Edited By Markus Maurer and Philipp Gonon
Bringing together contributions from authors involved in both the theory and practice of vocational skills training development, this volume analyses the challenges that are tied to the transfer of these two dominant models in the context of international cooperation, sheds light on how they are being implemented, and discusses alternatives to the standard approaches to policy transfer.
The transfer of dual vocational training: Experiences from German development cooperation: Reinhard Stockmann
The transfer of dual vocational training: Experiences from German development cooperation
Dual vocational training is a successful model, considered to offer many positive outcomes. A few of these (though not all) are examined here: low youth unemployment, transference of high levels of expertise, strong practice-orientation, reduced state spending on education, a socially accepted alternative to academic training, a clearly-structured system of training (proven to be flexible and adaptable, even in times of crisis), etc.

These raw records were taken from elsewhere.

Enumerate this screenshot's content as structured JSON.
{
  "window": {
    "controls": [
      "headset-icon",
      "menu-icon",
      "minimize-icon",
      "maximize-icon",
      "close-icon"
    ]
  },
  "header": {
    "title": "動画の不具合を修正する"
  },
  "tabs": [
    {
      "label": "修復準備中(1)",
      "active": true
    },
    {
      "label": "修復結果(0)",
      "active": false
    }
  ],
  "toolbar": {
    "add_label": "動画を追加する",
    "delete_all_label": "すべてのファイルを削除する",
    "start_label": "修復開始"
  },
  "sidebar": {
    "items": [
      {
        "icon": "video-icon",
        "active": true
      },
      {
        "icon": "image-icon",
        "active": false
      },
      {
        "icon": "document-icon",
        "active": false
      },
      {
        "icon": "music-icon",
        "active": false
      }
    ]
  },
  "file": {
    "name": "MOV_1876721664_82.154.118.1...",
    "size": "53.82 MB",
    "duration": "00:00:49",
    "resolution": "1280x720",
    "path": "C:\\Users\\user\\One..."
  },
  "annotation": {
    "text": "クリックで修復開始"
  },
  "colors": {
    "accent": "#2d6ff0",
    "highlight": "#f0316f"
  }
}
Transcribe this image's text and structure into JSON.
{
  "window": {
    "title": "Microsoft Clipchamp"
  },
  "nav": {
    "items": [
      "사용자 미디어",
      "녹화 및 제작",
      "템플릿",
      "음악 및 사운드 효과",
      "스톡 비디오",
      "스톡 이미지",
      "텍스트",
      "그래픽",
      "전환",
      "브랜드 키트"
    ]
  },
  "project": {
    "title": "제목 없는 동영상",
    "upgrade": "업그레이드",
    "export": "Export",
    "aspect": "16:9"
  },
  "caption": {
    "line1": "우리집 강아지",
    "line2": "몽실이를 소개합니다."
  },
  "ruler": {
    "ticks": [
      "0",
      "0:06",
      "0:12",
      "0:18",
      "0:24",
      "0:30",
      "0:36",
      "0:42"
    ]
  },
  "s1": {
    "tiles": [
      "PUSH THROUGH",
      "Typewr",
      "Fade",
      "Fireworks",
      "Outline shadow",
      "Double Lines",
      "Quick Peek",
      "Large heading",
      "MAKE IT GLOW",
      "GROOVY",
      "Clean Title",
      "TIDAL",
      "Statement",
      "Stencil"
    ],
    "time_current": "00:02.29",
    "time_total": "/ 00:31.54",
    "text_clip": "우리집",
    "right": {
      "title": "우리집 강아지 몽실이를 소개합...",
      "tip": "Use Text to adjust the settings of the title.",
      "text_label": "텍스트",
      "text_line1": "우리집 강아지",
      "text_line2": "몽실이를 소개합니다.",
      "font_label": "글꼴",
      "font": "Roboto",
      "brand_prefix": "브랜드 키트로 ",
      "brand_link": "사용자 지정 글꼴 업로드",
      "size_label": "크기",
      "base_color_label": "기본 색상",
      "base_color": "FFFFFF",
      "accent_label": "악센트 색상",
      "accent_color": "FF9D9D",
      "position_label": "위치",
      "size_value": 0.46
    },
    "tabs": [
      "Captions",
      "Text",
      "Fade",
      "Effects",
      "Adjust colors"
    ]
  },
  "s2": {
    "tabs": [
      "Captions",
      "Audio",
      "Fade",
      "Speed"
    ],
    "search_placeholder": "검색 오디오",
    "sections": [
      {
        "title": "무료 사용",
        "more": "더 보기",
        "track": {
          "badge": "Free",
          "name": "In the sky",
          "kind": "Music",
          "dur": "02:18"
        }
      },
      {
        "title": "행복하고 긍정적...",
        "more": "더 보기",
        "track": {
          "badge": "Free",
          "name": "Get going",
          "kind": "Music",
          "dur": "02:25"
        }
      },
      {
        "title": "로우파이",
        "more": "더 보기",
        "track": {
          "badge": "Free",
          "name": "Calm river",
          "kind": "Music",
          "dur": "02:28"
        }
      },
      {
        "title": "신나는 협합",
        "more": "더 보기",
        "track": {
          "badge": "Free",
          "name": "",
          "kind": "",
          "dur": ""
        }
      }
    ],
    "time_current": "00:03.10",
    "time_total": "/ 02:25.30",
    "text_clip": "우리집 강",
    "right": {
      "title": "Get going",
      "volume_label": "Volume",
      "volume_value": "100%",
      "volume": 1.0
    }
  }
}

It is not surprising that other countries with differently organised vocational training, such as full-time schooling or on-the-job training schemes, have long shown an interest in the dual training system model, considering its numerous beneficial features. As a consequence, for decades now, the introduction of ‘dual’ or ‘cooperative’ system elements, and even the transfer of the dual system in its entirety, have been part of the portfolio of German and Swiss efforts to promote vocational training.